Stored data
--------------------

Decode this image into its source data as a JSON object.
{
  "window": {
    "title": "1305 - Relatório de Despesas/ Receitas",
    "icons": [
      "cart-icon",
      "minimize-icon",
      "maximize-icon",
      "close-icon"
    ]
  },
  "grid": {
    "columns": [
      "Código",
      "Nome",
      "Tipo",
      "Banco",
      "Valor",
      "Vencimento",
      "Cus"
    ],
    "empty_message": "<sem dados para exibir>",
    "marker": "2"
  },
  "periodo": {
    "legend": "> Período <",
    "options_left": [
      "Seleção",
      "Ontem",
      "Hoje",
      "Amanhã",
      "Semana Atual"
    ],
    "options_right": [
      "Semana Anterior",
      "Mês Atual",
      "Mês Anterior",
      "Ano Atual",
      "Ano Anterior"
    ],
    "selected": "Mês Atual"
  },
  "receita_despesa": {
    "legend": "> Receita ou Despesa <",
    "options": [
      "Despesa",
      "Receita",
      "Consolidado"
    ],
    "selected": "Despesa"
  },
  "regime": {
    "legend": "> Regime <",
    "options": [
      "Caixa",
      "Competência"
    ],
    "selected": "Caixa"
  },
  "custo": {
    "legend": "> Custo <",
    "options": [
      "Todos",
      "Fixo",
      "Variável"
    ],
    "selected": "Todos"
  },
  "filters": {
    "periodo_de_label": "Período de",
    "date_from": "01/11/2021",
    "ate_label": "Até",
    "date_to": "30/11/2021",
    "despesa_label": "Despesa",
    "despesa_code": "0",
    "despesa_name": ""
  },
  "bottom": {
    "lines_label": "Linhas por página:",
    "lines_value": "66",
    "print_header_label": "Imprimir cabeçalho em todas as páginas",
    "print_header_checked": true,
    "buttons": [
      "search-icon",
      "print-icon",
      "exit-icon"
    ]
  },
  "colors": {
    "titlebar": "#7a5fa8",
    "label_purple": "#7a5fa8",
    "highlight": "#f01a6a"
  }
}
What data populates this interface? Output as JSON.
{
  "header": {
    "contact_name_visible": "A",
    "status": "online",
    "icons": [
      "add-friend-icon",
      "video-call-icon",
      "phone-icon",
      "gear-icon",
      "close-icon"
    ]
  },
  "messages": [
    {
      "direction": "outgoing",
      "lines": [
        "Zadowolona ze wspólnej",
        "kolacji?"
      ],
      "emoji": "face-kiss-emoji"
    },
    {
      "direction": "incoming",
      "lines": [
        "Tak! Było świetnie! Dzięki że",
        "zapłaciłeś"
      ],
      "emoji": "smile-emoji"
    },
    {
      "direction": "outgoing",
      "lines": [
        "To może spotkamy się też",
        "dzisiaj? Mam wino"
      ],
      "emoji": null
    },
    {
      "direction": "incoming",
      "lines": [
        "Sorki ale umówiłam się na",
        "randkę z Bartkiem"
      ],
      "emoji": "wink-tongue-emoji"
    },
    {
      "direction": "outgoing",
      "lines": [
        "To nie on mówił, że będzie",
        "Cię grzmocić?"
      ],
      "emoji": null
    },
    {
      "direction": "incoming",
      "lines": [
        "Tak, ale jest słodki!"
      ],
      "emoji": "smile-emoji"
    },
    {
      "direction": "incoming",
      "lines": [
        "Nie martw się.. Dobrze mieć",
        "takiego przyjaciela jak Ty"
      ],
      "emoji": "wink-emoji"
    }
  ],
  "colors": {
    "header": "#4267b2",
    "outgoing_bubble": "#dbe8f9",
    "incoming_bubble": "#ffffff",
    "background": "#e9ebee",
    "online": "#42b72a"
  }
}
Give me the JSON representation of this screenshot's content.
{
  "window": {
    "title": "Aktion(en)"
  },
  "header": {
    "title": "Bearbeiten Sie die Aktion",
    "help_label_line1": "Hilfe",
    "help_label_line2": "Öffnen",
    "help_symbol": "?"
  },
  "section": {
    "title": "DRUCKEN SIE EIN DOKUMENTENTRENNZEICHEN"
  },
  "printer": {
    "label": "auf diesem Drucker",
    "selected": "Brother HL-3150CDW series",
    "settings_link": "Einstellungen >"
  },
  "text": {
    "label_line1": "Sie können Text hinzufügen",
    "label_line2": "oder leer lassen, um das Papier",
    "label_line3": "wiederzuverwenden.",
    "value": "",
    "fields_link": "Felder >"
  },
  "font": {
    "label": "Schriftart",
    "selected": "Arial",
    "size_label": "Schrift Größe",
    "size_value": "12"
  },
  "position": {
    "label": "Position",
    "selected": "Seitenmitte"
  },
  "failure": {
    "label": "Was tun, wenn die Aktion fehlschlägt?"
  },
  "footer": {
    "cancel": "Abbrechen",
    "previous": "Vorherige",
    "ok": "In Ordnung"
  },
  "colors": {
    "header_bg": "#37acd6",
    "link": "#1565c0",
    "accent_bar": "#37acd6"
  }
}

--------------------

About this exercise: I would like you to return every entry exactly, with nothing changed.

Response to the exercise:
Decode this image into its source data as a JSON object.
{
  "window": {
    "title": "1305 - Relatório de Despesas/ Receitas",
    "icons": [
      "cart-icon",
      "minimize-icon",
      "maximize-icon",
      "close-icon"
    ]
  },
  "grid": {
    "columns": [
      "Código",
      "Nome",
      "Tipo",
      "Banco",
      "Valor",
      "Vencimento",
      "Cus"
    ],
    "empty_message": "<sem dados para exibir>",
    "marker": "2"
  },
  "periodo": {
    "legend": "> Período <",
    "options_left": [
      "Seleção",
      "Ontem",
      "Hoje",
      "Amanhã",
      "Semana Atual"
    ],
    "options_right": [
      "Semana Anterior",
      "Mês Atual",
      "Mês Anterior",
      "Ano Atual",
      "Ano Anterior"
    ],
    "selected": "Mês Atual"
  },
  "receita_despesa": {
    "legend": "> Receita ou Despesa <",
    "options": [
      "Despesa",
      "Receita",
      "Consolidado"
    ],
    "selected": "Despesa"
  },
  "regime": {
    "legend": "> Regime <",
    "options": [
      "Caixa",
      "Competência"
    ],
    "selected": "Caixa"
  },
  "custo": {
    "legend": "> Custo <",
    "options": [
      "Todos",
      "Fixo",
      "Variável"
    ],
    "selected": "Todos"
  },
  "filters": {
    "periodo_de_label": "Período de",
    "date_from": "01/11/2021",
    "ate_label": "Até",
    "date_to": "30/11/2021",
    "despesa_label": "Despesa",
    "despesa_code": "0",
    "despesa_name": ""
  },
  "bottom": {
    "lines_label": "Linhas por página:",
    "lines_value": "66",
    "print_header_label": "Imprimir cabeçalho em todas as páginas",
    "print_header_checked": true,
    "buttons": [
      "search-icon",
      "print-icon",
      "exit-icon"
    ]
  },
  "colors": {
    "titlebar": "#7a5fa8",
    "label_purple": "#7a5fa8",
    "highlight": "#f01a6a"
  }
}
What data populates this interface? Output as JSON.
{
  "header": {
    "contact_name_visible": "A",
    "status": "online",
    "icons": [
      "add-friend-icon",
      "video-call-icon",
      "phone-icon",
      "gear-icon",
      "close-icon"
    ]
  },
  "messages": [
    {
      "direction": "outgoing",
      "lines": [
        "Zadowolona ze wspólnej",
        "kolacji?"
      ],
      "emoji": "face-kiss-emoji"
    },
    {
      "direction": "incoming",
      "lines": [
        "Tak! Było świetnie! Dzięki że",
        "zapłaciłeś"
      ],
      "emoji": "smile-emoji"
    },
    {
      "direction": "outgoing",
      "lines": [
        "To może spotkamy się też",
        "dzisiaj? Mam wino"
      ],
      "emoji": null
    },
    {
      "direction": "incoming",
      "lines": [
        "Sorki ale umówiłam się na",
        "randkę z Bartkiem"
      ],
      "emoji": "wink-tongue-emoji"
    },
    {
      "direction": "outgoing",
      "lines": [
        "To nie on mówił, że będzie",
        "Cię grzmocić?"
      ],
      "emoji": null
    },
    {
      "direction": "incoming",
      "lines": [
        "Tak, ale jest słodki!"
      ],
      "emoji": "smile-emoji"
    },
    {
      "direction": "incoming",
      "lines": [
        "Nie martw się.. Dobrze mieć",
        "takiego przyjaciela jak Ty"
      ],
      "emoji": "wink-emoji"
    }
  ],
  "colors": {
    "header": "#4267b2",
    "outgoing_bubble": "#dbe8f9",
    "incoming_bubble": "#ffffff",
    "background": "#e9ebee",
    "online": "#42b72a"
  }
}
Give me the JSON representation of this screenshot's content.
{
  "window": {
    "title": "Aktion(en)"
  },
  "header": {
    "title": "Bearbeiten Sie die Aktion",
    "help_label_line1": "Hilfe",
    "help_label_line2": "Öffnen",
    "help_symbol": "?"
  },
  "section": {
    "title": "DRUCKEN SIE EIN DOKUMENTENTRENNZEICHEN"
  },
  "printer": {
    "label": "auf diesem Drucker",
    "selected": "Brother HL-3150CDW series",
    "settings_link": "Einstellungen >"
  },
  "text": {
    "label_line1": "Sie können Text hinzufügen",
    "label_line2": "oder leer lassen, um das Papier",
    "label_line3": "wiederzuverwenden.",
    "value": "",
    "fields_link": "Felder >"
  },
  "font": {
    "label": "Schriftart",
    "selected": "Arial",
    "size_label": "Schrift Größe",
    "size_value": "12"
  },
  "position": {
    "label": "Position",
    "selected": "Seitenmitte"
  },
  "failure": {
    "label": "Was tun, wenn die Aktion fehlschlägt?"
  },
  "footer": {
    "cancel": "Abbrechen",
    "previous": "Vorherige",
    "ok": "In Ordnung"
  },
  "colors": {
    "header_bg": "#37acd6",
    "link": "#1565c0",
    "accent_bar": "#37acd6"
  }
}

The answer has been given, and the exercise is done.